§ **Required work**
Your task is to return the listing below word for word, without any of its images.

((

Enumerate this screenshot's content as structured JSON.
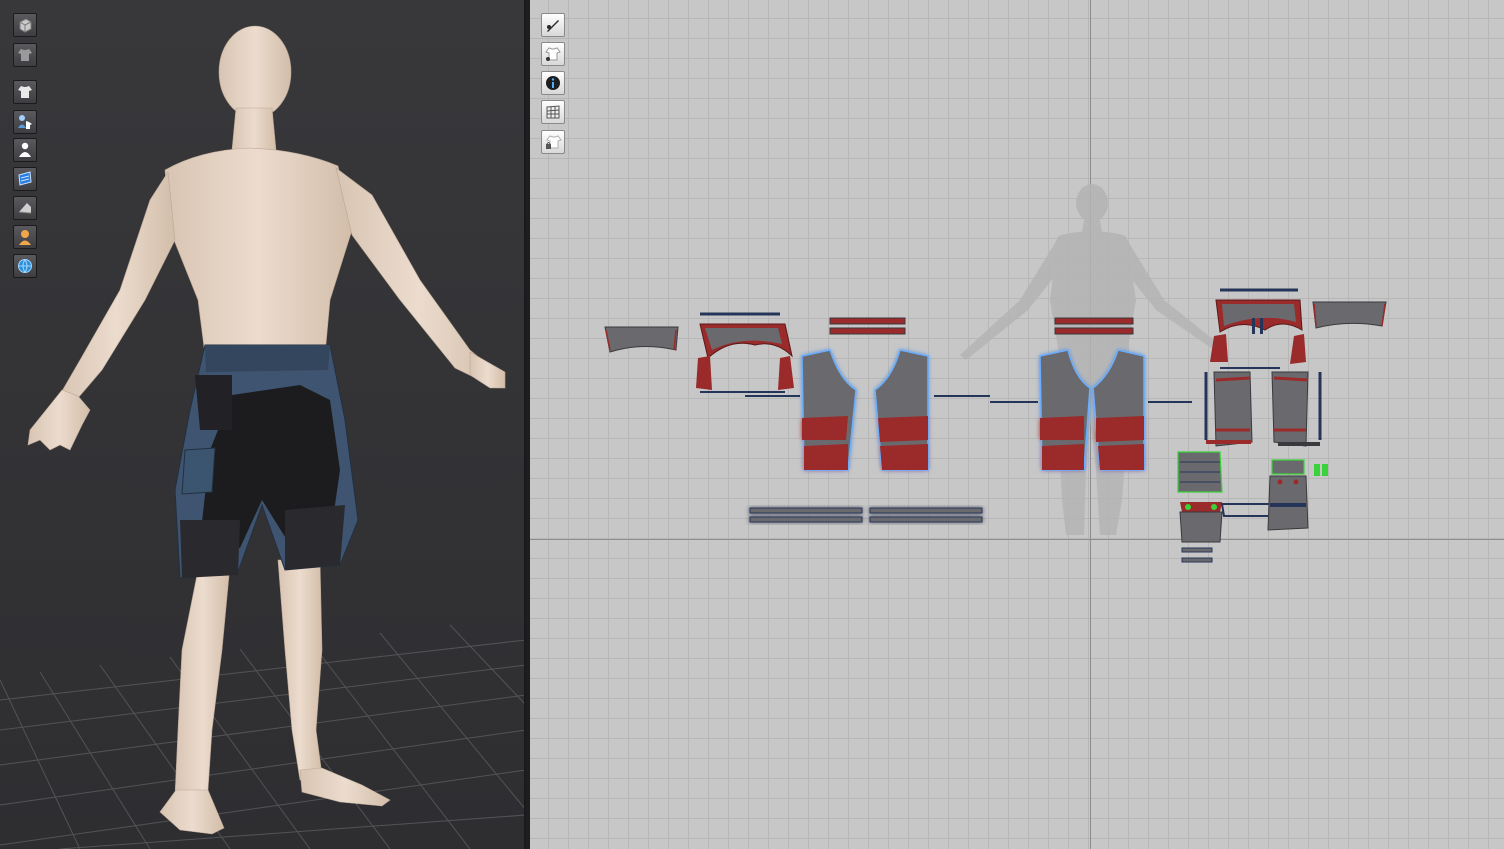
{
  "viewport_3d": {
    "background": "#3b3b3e",
    "toolbar": [
      {
        "icon": "avatar-cube-icon"
      },
      {
        "icon": "garment-shirt-gray-icon"
      },
      {
        "icon": "garment-shirt-icon"
      },
      {
        "icon": "avatar-garment-icon"
      },
      {
        "icon": "avatar-silhouette-icon"
      },
      {
        "icon": "fabric-texture-icon"
      },
      {
        "icon": "fold-icon"
      },
      {
        "icon": "avatar-bust-icon"
      },
      {
        "icon": "globe-icon"
      }
    ]
  },
  "viewport_2d": {
    "background": "#c7c7c7",
    "toolbar": [
      {
        "icon": "pen-tool-icon"
      },
      {
        "icon": "show-garment-icon"
      },
      {
        "icon": "info-icon"
      },
      {
        "icon": "grid-pattern-icon"
      },
      {
        "icon": "locked-garment-icon"
      }
    ]
  },
  "colors": {
    "pattern_fill": "#6a6a6e",
    "seam_red": "#9b2a2a",
    "selection_glow": "#6aaeff",
    "sewing_line": "#25355a",
    "skin": "#e7d6c7",
    "shorts_blue": "#3e5470",
    "shorts_black": "#1c1c1e"
  }
}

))

§ **Your solution**
Enumerate this screenshot's content as structured JSON.
{
  "viewport_3d": {
    "background": "#3b3b3e",
    "toolbar": [
      {
        "icon": "avatar-cube-icon"
      },
      {
        "icon": "garment-shirt-gray-icon"
      },
      {
        "icon": "garment-shirt-icon"
      },
      {
        "icon": "avatar-garment-icon"
      },
      {
        "icon": "avatar-silhouette-icon"
      },
      {
        "icon": "fabric-texture-icon"
      },
      {
        "icon": "fold-icon"
      },
      {
        "icon": "avatar-bust-icon"
      },
      {
        "icon": "globe-icon"
      }
    ]
  },
  "viewport_2d": {
    "background": "#c7c7c7",
    "toolbar": [
      {
        "icon": "pen-tool-icon"
      },
      {
        "icon": "show-garment-icon"
      },
      {
        "icon": "info-icon"
      },
      {
        "icon": "grid-pattern-icon"
      },
      {
        "icon": "locked-garment-icon"
      }
    ]
  },
  "colors": {
    "pattern_fill": "#6a6a6e",
    "seam_red": "#9b2a2a",
    "selection_glow": "#6aaeff",
    "sewing_line": "#25355a",
    "skin": "#e7d6c7",
    "shorts_blue": "#3e5470",
    "shorts_black": "#1c1c1e"
  }
}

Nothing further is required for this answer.